On the 7th January, 2015, two extremists attacked the Paris office of the much-loved French satirical magazine, Charlie Hebdo. The gunmen, who were brothers, killed 12, including a Police officer as they escaped, and left a further 11 injured. On the evening of the attack, thousands of Parisians gathered spontaneously at Place de la République as a show of solidarity and support. The term, ‘Je Suis Charlie’, meaning ‘We are Charlie’ was adopted as a catch cry. Over the following week, there was a further attack on a Jewish supermarket, resulting in another shootout, leading to the death of four people.
A national manhunt pursued the suspected gunmen from the original attack, culminating with hostages being held at gunpoint and yet another firefight with police. The pair attempted to flee but were shot dead.
On the following Sunday, 11th January, more than 2 million people marched through the streets of Paris, from Place de la République to the Bastille and Place de la Nation. Hundreds of thousands marched in other cities across France and other parts of the world.

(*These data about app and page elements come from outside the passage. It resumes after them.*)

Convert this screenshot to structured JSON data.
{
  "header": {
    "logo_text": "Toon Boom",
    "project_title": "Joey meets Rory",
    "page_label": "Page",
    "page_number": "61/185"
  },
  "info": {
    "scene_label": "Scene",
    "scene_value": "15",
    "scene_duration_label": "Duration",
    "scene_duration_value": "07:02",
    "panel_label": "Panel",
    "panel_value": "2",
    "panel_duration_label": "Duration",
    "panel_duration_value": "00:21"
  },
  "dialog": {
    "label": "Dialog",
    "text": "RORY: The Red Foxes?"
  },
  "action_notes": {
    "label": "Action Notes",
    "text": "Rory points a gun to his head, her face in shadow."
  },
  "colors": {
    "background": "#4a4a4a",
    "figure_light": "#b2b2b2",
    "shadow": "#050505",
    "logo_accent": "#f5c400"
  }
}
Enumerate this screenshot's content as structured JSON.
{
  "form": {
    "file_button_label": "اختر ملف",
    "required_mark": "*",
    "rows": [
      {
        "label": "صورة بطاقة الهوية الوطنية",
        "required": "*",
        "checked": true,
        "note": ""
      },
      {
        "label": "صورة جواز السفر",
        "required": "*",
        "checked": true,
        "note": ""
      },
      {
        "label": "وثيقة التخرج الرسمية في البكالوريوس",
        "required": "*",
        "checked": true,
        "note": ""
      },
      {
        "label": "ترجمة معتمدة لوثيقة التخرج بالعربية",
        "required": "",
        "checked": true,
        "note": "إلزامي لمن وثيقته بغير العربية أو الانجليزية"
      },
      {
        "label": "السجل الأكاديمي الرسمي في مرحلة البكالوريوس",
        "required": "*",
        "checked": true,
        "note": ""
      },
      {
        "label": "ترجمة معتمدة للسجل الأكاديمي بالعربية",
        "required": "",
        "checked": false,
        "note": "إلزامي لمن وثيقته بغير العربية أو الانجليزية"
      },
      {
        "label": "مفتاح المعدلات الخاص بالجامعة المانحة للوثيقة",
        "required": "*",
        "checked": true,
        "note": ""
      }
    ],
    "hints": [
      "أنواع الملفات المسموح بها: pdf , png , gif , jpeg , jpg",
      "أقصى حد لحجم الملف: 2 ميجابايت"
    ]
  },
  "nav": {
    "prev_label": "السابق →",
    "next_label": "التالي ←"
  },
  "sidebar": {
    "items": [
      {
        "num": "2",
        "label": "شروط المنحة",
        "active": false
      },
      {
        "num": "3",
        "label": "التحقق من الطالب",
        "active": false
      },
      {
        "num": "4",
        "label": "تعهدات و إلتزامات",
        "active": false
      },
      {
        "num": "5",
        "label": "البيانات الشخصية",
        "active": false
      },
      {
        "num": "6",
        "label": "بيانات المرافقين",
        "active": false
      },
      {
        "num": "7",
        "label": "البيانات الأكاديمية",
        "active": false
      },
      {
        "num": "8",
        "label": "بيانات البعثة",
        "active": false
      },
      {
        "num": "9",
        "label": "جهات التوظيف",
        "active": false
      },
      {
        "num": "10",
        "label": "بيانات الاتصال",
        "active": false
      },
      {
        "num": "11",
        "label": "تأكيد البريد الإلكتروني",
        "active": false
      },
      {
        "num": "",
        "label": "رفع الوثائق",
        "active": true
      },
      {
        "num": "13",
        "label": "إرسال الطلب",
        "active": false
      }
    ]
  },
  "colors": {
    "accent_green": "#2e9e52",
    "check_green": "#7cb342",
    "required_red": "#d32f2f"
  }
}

On the 14th of January, the remaining staff of Charlie Hebdo, who had moved temporarily to the offices of the French newspaper, Libération, published the next issue, with the front page cartoon stating, “Tout Est Pardonné”, meaning all is forgiven. People flocked to Presse outlets daily to buy a copy. As quickly as it could be printed, the edition sold out. Eventually, 7.95 million copies were sold, a significant increase from the normal weekly run of 60,000.